(DATA Opens)
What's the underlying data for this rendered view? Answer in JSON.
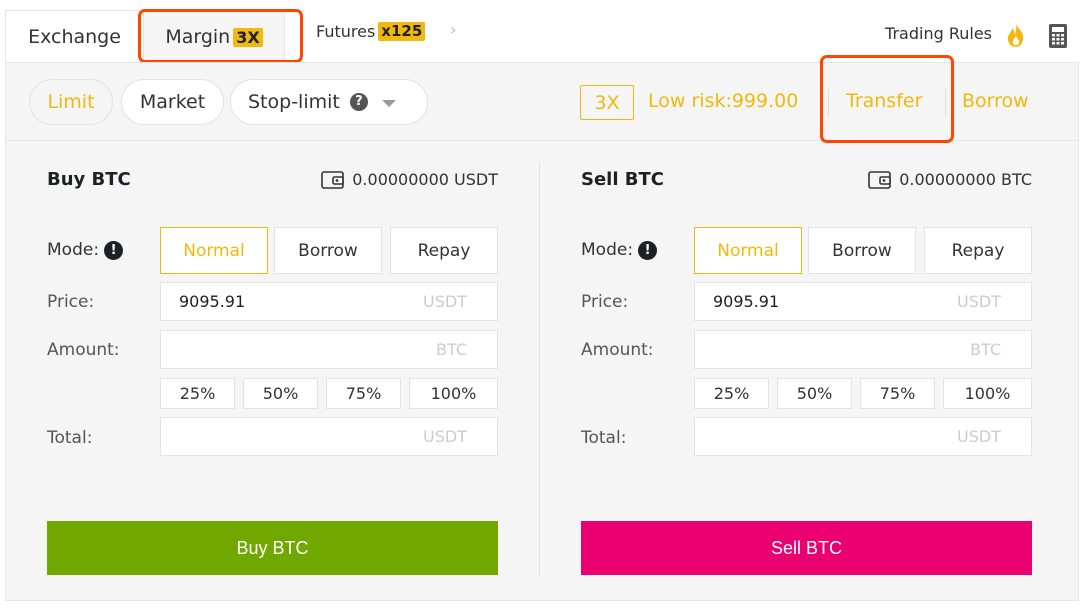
{
  "tabs": {
    "exchange": "Exchange",
    "margin": "Margin",
    "margin_badge": "3X",
    "futures": "Futures",
    "futures_badge": "x125",
    "more_chevron": "›"
  },
  "header_right": {
    "trading_rules": "Trading Rules"
  },
  "order_types": {
    "limit": "Limit",
    "market": "Market",
    "stop_limit": "Stop-limit",
    "help_glyph": "?"
  },
  "margin_info": {
    "leverage": "3X",
    "risk": "Low risk:999.00",
    "transfer": "Transfer",
    "borrow": "Borrow"
  },
  "colors": {
    "accent": "#f0b90b",
    "buy": "#70a800",
    "sell": "#ea0070",
    "highlight": "#ff4500"
  },
  "buy": {
    "title": "Buy BTC",
    "balance": "0.00000000 USDT",
    "mode_label": "Mode:",
    "mode_icon": "!",
    "modes": [
      "Normal",
      "Borrow",
      "Repay"
    ],
    "price_label": "Price:",
    "price_value": "9095.91",
    "price_unit": "USDT",
    "amount_label": "Amount:",
    "amount_value": "",
    "amount_unit": "BTC",
    "percents": [
      "25%",
      "50%",
      "75%",
      "100%"
    ],
    "total_label": "Total:",
    "total_value": "",
    "total_unit": "USDT",
    "submit": "Buy BTC"
  },
  "sell": {
    "title": "Sell BTC",
    "balance": "0.00000000 BTC",
    "mode_label": "Mode:",
    "mode_icon": "!",
    "modes": [
      "Normal",
      "Borrow",
      "Repay"
    ],
    "price_label": "Price:",
    "price_value": "9095.91",
    "price_unit": "USDT",
    "amount_label": "Amount:",
    "amount_value": "",
    "amount_unit": "BTC",
    "percents": [
      "25%",
      "50%",
      "75%",
      "100%"
    ],
    "total_label": "Total:",
    "total_value": "",
    "total_unit": "USDT",
    "submit": "Sell BTC"
  }
}
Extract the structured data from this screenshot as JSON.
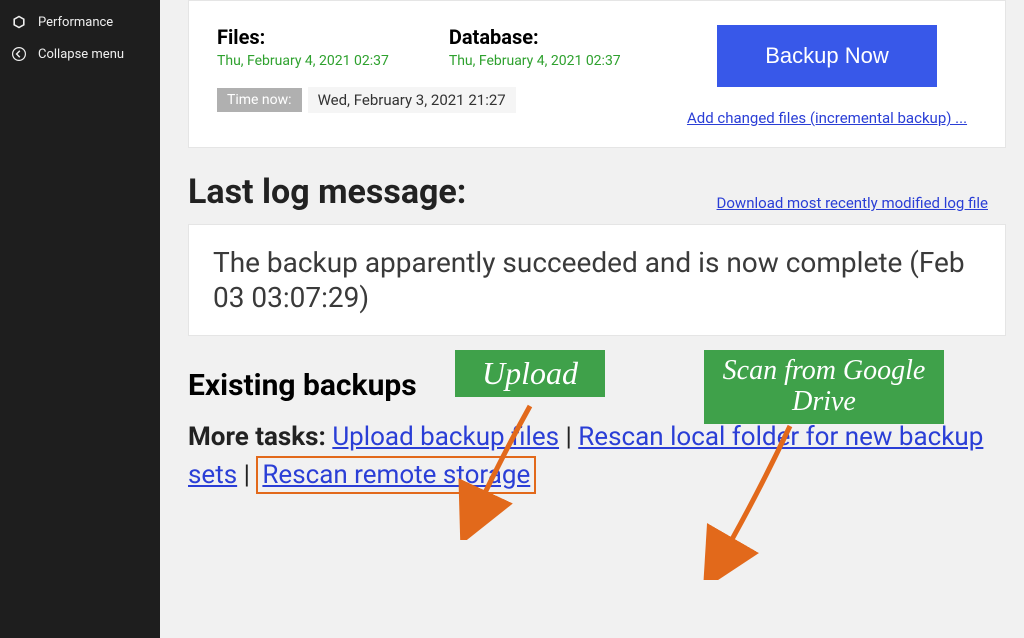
{
  "sidebar": {
    "items": [
      {
        "label": "Performance"
      },
      {
        "label": "Collapse menu"
      }
    ]
  },
  "status": {
    "files_label": "Files:",
    "files_date": "Thu, February 4, 2021 02:37",
    "db_label": "Database:",
    "db_date": "Thu, February 4, 2021 02:37",
    "time_now_label": "Time now:",
    "time_now_value": "Wed, February 3, 2021 21:27",
    "backup_button": "Backup Now",
    "incremental_link": "Add changed files (incremental backup) ..."
  },
  "log": {
    "title": "Last log message:",
    "download_link": "Download most recently modified log file",
    "message": "The backup apparently succeeded and is now complete (Feb 03 03:07:29)"
  },
  "existing": {
    "title": "Existing backups",
    "more_tasks_label": "More tasks:",
    "upload_link": "Upload backup files",
    "rescan_local_link": "Rescan local folder for new backup sets",
    "rescan_remote_link": "Rescan remote storage"
  },
  "annotations": {
    "upload": "Upload",
    "scan": "Scan from Google Drive"
  }
}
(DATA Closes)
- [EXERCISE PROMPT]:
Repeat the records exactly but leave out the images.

- [PROBLEM SOLUTION]:
What's the underlying data for this rendered view? Answer in JSON.
{
  "tabs": {
    "exchange": "Exchange",
    "margin": "Margin",
    "margin_badge": "3X",
    "futures": "Futures",
    "futures_badge": "x125",
    "more_chevron": "›"
  },
  "header_right": {
    "trading_rules": "Trading Rules"
  },
  "order_types": {
    "limit": "Limit",
    "market": "Market",
    "stop_limit": "Stop-limit",
    "help_glyph": "?"
  },
  "margin_info": {
    "leverage": "3X",
    "risk": "Low risk:999.00",
    "transfer": "Transfer",
    "borrow": "Borrow"
  },
  "colors": {
    "accent": "#f0b90b",
    "buy": "#70a800",
    "sell": "#ea0070",
    "highlight": "#ff4500"
  },
  "buy": {
    "title": "Buy BTC",
    "balance": "0.00000000 USDT",
    "mode_label": "Mode:",
    "mode_icon": "!",
    "modes": [
      "Normal",
      "Borrow",
      "Repay"
    ],
    "price_label": "Price:",
    "price_value": "9095.91",
    "price_unit": "USDT",
    "amount_label": "Amount:",
    "amount_value": "",
    "amount_unit": "BTC",
    "percents": [
      "25%",
      "50%",
      "75%",
      "100%"
    ],
    "total_label": "Total:",
    "total_value": "",
    "total_unit": "USDT",
    "submit": "Buy BTC"
  },
  "sell": {
    "title": "Sell BTC",
    "balance": "0.00000000 BTC",
    "mode_label": "Mode:",
    "mode_icon": "!",
    "modes": [
      "Normal",
      "Borrow",
      "Repay"
    ],
    "price_label": "Price:",
    "price_value": "9095.91",
    "price_unit": "USDT",
    "amount_label": "Amount:",
    "amount_value": "",
    "amount_unit": "BTC",
    "percents": [
      "25%",
      "50%",
      "75%",
      "100%"
    ],
    "total_label": "Total:",
    "total_value": "",
    "total_unit": "USDT",
    "submit": "Sell BTC"
  }
}
Extract the structured data from this screenshot as JSON.
{
  "sidebar": {
    "items": [
      {
        "label": "Performance"
      },
      {
        "label": "Collapse menu"
      }
    ]
  },
  "status": {
    "files_label": "Files:",
    "files_date": "Thu, February 4, 2021 02:37",
    "db_label": "Database:",
    "db_date": "Thu, February 4, 2021 02:37",
    "time_now_label": "Time now:",
    "time_now_value": "Wed, February 3, 2021 21:27",
    "backup_button": "Backup Now",
    "incremental_link": "Add changed files (incremental backup) ..."
  },
  "log": {
    "title": "Last log message:",
    "download_link": "Download most recently modified log file",
    "message": "The backup apparently succeeded and is now complete (Feb 03 03:07:29)"
  },
  "existing": {
    "title": "Existing backups",
    "more_tasks_label": "More tasks:",
    "upload_link": "Upload backup files",
    "rescan_local_link": "Rescan local folder for new backup sets",
    "rescan_remote_link": "Rescan remote storage"
  },
  "annotations": {
    "upload": "Upload",
    "scan": "Scan from Google Drive"
  }
}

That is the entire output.